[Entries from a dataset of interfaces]
+ + + + + + +

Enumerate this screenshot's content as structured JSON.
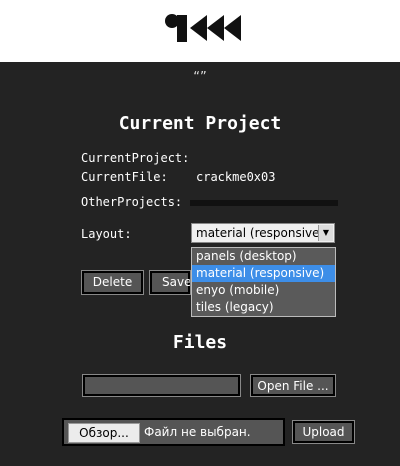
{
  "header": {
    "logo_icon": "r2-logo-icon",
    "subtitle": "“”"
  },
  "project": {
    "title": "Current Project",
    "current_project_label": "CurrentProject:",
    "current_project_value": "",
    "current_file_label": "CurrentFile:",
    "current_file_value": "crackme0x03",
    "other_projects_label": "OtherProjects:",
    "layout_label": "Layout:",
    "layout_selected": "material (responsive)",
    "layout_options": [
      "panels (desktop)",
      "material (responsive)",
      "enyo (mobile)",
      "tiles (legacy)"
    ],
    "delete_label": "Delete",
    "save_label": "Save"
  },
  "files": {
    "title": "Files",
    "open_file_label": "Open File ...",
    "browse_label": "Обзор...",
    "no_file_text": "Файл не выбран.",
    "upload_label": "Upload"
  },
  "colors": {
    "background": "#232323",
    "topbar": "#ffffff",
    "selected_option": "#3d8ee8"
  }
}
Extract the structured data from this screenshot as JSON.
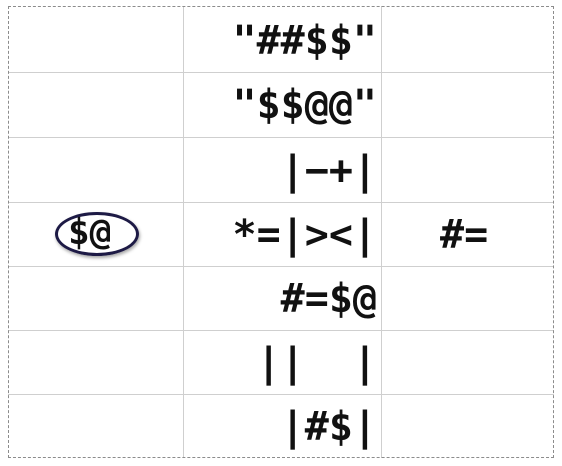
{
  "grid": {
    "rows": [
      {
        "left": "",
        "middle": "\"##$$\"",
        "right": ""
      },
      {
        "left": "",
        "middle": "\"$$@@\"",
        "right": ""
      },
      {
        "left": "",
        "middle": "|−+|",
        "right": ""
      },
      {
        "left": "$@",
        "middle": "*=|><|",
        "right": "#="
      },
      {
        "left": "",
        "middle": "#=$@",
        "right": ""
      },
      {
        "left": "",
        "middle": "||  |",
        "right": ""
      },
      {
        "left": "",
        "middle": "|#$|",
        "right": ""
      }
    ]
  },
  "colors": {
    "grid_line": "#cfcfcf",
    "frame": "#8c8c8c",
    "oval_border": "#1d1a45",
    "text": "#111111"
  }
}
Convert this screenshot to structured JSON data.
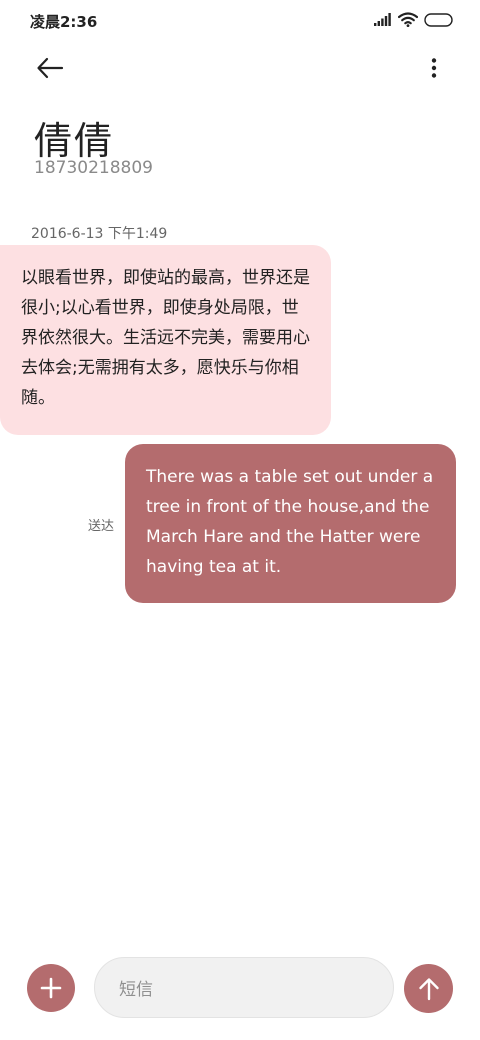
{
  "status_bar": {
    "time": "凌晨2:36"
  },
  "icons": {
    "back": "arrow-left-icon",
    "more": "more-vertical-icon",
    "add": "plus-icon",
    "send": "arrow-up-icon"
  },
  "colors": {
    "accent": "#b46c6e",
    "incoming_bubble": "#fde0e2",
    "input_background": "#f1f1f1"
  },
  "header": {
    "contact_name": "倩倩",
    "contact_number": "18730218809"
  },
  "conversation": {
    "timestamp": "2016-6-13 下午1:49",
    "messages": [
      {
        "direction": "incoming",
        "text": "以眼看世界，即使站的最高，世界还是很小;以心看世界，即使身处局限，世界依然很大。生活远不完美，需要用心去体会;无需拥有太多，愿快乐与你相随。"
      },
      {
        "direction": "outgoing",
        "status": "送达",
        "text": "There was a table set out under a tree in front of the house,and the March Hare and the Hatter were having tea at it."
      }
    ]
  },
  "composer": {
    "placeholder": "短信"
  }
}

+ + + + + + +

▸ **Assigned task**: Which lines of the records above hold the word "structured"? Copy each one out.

▸ **Task result**:
Enumerate this screenshot's content as structured JSON.
Extract the structured data from this screenshot as JSON.
Convert this screenshot to structured JSON data.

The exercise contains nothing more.